Supplied records:
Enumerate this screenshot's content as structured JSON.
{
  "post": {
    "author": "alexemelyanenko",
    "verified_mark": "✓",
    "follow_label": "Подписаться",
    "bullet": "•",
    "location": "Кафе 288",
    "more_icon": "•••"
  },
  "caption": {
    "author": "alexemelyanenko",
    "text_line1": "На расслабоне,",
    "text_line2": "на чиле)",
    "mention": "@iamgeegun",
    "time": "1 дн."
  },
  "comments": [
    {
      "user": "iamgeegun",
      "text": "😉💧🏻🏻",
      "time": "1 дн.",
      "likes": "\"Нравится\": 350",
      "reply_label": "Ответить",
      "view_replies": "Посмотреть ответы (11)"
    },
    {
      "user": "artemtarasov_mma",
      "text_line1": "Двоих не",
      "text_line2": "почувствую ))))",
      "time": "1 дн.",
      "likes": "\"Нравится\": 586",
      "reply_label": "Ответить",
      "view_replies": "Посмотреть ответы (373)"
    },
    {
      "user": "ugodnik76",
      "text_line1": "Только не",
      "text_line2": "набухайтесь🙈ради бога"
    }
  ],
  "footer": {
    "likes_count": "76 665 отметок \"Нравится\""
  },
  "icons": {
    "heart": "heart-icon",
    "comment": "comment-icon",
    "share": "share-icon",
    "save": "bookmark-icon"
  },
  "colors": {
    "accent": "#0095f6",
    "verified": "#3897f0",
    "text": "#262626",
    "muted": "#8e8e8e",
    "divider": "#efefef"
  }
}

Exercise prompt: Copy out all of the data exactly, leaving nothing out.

Result of the task:
Enumerate this screenshot's content as structured JSON.
{
  "post": {
    "author": "alexemelyanenko",
    "verified_mark": "✓",
    "follow_label": "Подписаться",
    "bullet": "•",
    "location": "Кафе 288",
    "more_icon": "•••"
  },
  "caption": {
    "author": "alexemelyanenko",
    "text_line1": "На расслабоне,",
    "text_line2": "на чиле)",
    "mention": "@iamgeegun",
    "time": "1 дн."
  },
  "comments": [
    {
      "user": "iamgeegun",
      "text": "😉💧🏻🏻",
      "time": "1 дн.",
      "likes": "\"Нравится\": 350",
      "reply_label": "Ответить",
      "view_replies": "Посмотреть ответы (11)"
    },
    {
      "user": "artemtarasov_mma",
      "text_line1": "Двоих не",
      "text_line2": "почувствую ))))",
      "time": "1 дн.",
      "likes": "\"Нравится\": 586",
      "reply_label": "Ответить",
      "view_replies": "Посмотреть ответы (373)"
    },
    {
      "user": "ugodnik76",
      "text_line1": "Только не",
      "text_line2": "набухайтесь🙈ради бога"
    }
  ],
  "footer": {
    "likes_count": "76 665 отметок \"Нравится\""
  },
  "icons": {
    "heart": "heart-icon",
    "comment": "comment-icon",
    "share": "share-icon",
    "save": "bookmark-icon"
  },
  "colors": {
    "accent": "#0095f6",
    "verified": "#3897f0",
    "text": "#262626",
    "muted": "#8e8e8e",
    "divider": "#efefef"
  }
}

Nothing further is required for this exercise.